Leaves: Evergreen. Glossy, stiff needles grow in pairs 2 to 4 inches long from a ½ inch sheath. Needles are sharp and curve slightly. Dark green color.
Bark/Twigs: When young, the ash-grey bark is smooth with evenly spaced dark flecks. Older trees have deep fissures, exposing brownish-grey splotches.
Flowers/Fruit: Inconspicuous flowers in spring. 4 to 5 inch long cones start out blue-purple color and turn yellow-brown at maturity.
Mature size and shape: Medium. 25 to 35 feet high x 15 to 20 feet wide. Pyramidal and dense shape.
General information/special features: Plant in full sun. Prefers moist, well-drained soil. Will tolerate heavy clay soils as long as drainage is good. Tolerates dry or chalky soils. Tolerant of severe cold and wind. Often reaches alpine tree line in native habitat. Synonymous with Pinus heldreichii.
Landscape use and maintenance: Good alternative to larger pines for smaller spaces because of its relatively compact mature size. Used in small group plantings. Average growing rate. Low maintenance.
USDA Hardiness Zone: 4 to 8
Family/Origin: Pinaceae – Pine. Native to the higher elevations of southern Europe, specifically the dry limestone soils in the mountain areas of the Balkans, Italy and Greece.
Campus Use: Somewhat common.

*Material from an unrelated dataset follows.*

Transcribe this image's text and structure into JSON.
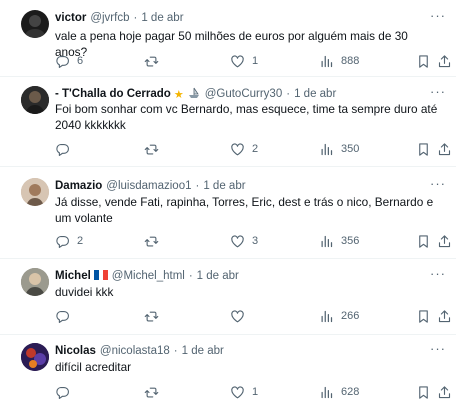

Large specimens can be found on southwest corner of Price Art Museum (Bld 35) or south side of John Widtsoe Building (Bld 9).